Here it is, the long awaited follow up to my most viewed post on this blog by an absolute stupid margin. You know, that one time I ranted about why the Majin Buu Arc of Dragon Ball Z sucked. I’m a bit more educated on Akira Toriyama’s writing process since then though, and so I don’t look back on that arc so harshly anymore. Part of that comes from knowing a little more about what was happening behind the scenes, but the rest of it comes from spending the last two and half years watching Dragon Ball Super.
Now that the show is over, I feel like this is a good a time as any to look back and talk about it, considering the last time I spoke about Dragon Ball was back at the beginning of the Universe 6 arc. Back then I was still pretty negative about Super, but I’ve come to accept and enjoy it for what it was over time.
While Super did improve a lot, it was still riddled with problems right up until the end. So, to start off a three part series of me talking about Dragon Ball I’ve been thinking about doing for a while, here is my list of the ten things (in no particular order) that I felt sucked about Dragon Ball Super.
A word of warning, this will go into depth talking about all of Dragon Ball Super, so if you’re only caught up with the dubbed version of the show and want to avoid spoilers, I wouldn’t venture any further in here.
I don’t usually much care about live action adaptations of Anime. These past few years a number of them have come to my attention, and word of mouth generally make consensus; they’re bad. There is something about the inherently over the top mannerisms and animation of these shows that makes a transition into live action a tough sell for me personally. In this instance, the timing just so happened to line up. I had just finished watching Fullmetal Alchemist Brotherhood on Netflix and low and behold a live action version popped up on there too. I wasn’t quite ready to be done with the series so I thought I’d give it a go.
People like this show. I struggle to understand why. Okay, that’s not nesseserily true. I still watched this show to the end, and after finishing it I felt, I dunno… Bummed out, depressed, headachy?
You see, I recently started watching anime again and was hearing a lot of buzz about Netflix’s new show; Devilman Crybaby, I thought “what the hell, lets give this a go.”

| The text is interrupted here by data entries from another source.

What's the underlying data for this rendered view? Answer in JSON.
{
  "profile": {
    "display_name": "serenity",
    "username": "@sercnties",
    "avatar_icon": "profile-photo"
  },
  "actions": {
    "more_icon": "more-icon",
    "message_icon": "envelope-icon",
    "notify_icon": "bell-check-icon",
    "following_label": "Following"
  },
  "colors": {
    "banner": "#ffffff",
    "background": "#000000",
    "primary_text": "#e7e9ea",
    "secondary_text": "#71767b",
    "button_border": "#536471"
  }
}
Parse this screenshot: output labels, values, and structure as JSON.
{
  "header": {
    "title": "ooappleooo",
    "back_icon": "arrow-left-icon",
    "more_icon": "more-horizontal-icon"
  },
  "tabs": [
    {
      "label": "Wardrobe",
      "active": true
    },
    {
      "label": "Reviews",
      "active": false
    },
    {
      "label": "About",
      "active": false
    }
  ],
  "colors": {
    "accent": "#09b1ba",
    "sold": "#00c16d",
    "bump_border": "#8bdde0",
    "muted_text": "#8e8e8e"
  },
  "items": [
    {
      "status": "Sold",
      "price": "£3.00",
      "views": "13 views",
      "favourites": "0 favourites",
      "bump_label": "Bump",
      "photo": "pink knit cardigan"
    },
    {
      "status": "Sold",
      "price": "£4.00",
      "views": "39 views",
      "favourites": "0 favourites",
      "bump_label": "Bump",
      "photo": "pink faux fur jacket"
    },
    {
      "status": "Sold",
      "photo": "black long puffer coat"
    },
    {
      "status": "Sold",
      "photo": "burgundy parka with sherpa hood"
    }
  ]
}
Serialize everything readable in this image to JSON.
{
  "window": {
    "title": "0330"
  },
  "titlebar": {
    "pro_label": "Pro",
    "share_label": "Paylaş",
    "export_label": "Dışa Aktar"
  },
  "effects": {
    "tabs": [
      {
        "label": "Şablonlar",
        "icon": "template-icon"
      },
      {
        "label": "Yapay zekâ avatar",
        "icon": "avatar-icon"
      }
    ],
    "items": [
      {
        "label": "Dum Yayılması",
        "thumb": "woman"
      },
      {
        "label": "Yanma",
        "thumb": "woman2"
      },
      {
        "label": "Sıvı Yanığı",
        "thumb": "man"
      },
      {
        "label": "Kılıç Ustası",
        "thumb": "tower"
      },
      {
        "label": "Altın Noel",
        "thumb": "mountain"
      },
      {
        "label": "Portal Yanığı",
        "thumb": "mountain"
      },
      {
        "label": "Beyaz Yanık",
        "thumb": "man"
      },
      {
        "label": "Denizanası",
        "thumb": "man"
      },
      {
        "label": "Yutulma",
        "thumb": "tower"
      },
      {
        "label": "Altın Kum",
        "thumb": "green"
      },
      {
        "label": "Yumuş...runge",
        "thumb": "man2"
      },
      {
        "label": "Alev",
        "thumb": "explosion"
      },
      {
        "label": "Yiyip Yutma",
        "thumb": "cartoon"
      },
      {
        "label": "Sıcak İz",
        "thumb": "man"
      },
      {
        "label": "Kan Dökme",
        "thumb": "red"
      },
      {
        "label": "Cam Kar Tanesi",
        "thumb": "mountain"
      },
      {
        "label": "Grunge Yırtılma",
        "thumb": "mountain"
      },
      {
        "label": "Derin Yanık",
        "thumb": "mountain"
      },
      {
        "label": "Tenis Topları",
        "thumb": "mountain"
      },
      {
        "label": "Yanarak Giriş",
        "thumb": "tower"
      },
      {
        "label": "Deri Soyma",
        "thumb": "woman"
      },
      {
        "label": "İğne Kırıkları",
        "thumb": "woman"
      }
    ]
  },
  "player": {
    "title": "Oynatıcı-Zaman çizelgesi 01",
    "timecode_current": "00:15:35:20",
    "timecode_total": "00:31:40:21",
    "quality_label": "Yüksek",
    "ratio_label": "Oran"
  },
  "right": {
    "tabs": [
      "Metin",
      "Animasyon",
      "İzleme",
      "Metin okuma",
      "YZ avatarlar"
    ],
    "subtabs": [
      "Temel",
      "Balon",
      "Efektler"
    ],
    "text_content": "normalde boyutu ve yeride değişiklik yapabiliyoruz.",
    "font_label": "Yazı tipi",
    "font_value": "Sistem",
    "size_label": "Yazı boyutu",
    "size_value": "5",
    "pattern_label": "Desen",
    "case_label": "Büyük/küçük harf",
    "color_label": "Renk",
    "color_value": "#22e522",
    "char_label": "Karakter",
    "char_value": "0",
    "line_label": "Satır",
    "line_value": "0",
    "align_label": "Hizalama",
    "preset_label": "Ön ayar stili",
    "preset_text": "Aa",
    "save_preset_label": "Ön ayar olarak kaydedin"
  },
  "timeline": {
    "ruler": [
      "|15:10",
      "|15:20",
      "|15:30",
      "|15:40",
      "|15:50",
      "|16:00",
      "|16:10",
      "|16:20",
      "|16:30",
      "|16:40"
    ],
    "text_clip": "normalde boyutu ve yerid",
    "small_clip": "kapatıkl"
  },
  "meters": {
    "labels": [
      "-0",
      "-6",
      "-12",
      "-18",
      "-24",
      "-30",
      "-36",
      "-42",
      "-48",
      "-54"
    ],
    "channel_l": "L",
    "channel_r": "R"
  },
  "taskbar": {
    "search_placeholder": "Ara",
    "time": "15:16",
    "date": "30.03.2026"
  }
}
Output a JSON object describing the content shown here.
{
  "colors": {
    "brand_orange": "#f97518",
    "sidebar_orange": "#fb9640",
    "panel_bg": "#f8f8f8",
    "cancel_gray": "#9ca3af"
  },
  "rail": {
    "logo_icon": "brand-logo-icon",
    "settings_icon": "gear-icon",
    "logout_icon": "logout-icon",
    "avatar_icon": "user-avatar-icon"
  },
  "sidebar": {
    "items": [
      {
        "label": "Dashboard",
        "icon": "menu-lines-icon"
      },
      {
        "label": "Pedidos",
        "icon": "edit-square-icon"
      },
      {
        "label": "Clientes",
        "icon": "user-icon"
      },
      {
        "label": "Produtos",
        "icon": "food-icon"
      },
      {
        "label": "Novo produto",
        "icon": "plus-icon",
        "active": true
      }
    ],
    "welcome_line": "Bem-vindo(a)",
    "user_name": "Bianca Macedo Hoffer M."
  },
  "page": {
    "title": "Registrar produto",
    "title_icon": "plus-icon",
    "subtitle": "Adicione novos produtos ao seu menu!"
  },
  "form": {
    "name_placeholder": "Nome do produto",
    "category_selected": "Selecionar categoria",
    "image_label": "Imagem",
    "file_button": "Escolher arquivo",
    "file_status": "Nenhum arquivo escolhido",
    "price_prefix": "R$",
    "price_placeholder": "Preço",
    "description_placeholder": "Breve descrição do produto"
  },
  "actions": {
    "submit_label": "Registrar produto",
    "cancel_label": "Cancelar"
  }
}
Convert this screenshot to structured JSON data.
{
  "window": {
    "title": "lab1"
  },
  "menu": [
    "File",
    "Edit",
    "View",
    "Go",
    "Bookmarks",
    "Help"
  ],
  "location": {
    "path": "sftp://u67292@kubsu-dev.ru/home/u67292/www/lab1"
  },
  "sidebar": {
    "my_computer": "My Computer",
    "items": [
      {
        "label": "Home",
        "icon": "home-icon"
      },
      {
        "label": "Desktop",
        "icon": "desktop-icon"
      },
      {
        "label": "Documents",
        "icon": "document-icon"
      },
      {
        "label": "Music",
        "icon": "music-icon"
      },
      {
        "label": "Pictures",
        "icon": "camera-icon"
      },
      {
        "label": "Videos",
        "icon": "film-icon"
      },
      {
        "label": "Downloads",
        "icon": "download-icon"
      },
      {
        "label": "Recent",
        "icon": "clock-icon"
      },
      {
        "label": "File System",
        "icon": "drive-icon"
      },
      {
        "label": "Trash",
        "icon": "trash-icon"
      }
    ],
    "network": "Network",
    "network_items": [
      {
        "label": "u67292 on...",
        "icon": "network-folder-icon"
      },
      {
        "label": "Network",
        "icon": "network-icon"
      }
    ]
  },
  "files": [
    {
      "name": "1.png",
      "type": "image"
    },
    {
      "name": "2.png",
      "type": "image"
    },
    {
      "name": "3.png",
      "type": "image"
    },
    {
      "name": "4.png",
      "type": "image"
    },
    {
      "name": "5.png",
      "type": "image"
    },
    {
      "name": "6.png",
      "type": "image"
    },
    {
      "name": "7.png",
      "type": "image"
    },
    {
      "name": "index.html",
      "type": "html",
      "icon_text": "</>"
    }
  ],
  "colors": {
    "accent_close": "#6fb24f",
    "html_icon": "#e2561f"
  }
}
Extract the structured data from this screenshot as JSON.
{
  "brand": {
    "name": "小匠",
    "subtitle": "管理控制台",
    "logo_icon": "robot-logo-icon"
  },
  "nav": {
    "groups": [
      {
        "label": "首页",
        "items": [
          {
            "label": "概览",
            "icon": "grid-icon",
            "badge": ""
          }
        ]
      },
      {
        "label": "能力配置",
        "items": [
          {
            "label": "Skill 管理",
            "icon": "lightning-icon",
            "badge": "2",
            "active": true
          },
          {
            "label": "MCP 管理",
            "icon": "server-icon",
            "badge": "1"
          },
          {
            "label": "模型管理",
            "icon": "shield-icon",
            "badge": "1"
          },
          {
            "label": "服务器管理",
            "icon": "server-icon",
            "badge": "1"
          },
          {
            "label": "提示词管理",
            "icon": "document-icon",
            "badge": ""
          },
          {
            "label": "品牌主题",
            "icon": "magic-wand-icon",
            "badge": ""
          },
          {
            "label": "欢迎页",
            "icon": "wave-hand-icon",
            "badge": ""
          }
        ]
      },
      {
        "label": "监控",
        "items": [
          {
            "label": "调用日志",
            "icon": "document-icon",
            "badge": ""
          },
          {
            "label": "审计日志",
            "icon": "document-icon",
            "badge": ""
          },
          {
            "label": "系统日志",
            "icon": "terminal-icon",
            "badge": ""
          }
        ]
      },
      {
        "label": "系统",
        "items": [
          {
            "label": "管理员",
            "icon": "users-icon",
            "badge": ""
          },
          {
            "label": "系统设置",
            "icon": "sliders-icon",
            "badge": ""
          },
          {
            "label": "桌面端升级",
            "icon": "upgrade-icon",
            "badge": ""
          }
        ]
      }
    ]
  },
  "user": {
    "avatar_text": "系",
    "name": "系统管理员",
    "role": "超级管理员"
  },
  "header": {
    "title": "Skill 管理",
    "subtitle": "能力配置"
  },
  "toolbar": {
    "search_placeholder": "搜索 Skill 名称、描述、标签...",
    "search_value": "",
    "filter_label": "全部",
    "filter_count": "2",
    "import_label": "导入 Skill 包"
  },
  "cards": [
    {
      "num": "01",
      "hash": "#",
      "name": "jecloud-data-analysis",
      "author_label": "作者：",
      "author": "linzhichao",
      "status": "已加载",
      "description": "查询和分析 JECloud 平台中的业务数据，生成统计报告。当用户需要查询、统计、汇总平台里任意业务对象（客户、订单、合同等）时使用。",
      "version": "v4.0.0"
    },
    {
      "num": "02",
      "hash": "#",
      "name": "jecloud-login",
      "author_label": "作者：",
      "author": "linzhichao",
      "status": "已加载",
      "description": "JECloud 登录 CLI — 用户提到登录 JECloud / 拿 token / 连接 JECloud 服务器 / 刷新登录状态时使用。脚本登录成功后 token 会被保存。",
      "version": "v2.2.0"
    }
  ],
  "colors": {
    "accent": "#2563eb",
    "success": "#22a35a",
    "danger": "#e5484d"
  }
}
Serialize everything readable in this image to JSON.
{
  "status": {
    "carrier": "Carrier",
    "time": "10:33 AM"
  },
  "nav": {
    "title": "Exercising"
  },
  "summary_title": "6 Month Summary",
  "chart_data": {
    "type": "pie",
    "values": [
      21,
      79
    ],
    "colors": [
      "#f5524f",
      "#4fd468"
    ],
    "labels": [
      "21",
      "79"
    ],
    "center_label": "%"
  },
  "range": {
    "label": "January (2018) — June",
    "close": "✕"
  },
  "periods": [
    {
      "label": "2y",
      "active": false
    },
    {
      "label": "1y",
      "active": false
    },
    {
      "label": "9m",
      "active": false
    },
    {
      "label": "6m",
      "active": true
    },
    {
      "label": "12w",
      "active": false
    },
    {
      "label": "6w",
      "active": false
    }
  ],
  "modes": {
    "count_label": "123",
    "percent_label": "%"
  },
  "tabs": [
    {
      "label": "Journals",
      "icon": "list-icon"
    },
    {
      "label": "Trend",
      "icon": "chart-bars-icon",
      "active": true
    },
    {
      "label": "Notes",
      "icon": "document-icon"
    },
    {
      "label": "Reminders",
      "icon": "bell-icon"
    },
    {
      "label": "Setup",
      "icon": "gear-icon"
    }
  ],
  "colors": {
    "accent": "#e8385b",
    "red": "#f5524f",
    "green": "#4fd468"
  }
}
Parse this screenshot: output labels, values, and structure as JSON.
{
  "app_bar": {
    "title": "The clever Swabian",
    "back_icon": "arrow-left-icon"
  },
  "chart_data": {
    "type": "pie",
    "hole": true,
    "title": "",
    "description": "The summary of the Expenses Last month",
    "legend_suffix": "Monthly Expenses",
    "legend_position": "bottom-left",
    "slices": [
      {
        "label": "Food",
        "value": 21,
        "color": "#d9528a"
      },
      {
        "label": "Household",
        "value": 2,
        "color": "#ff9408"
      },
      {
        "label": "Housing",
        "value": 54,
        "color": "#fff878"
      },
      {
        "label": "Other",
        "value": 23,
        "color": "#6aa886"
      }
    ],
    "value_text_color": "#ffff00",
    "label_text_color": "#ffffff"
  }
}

So, to clarify. I don’t regard myself an expert on anime by any stretch, I know what I like and that’s what I tend to stick to. I usually like my anime over the top, bombastic and silly. So I basically watch a lot of Shonen. I went into Devilman Crybaby pretty blind, not knowing much about the manga’s origins in the 1970s and how it went on to be incredibly influential and go on to inspire things like Evangelion, a show I also didn’t really like. I’ve looked into it more after the fact, but It didn’t change my opinion a whole lot.
My prior knowledge of Ghost in the Shell consists of the following: There was a game on the Playstation 1 in which you drove a red ladybird tank and that the original story is supposed to be kind of a big deal. That’s pretty much it. I ended up deciding not to colour my opinions the movie by searching out any of the source material beforehand. In part because a lot has been said in the build up to this movie and little of it positive. I realised that much of this was to do with the choice in casting and differences in tone. In the end, I thought I’d be better off just going to see the movie and judge it by its own merits, not involve myself in any of the debate that seems to dog the film.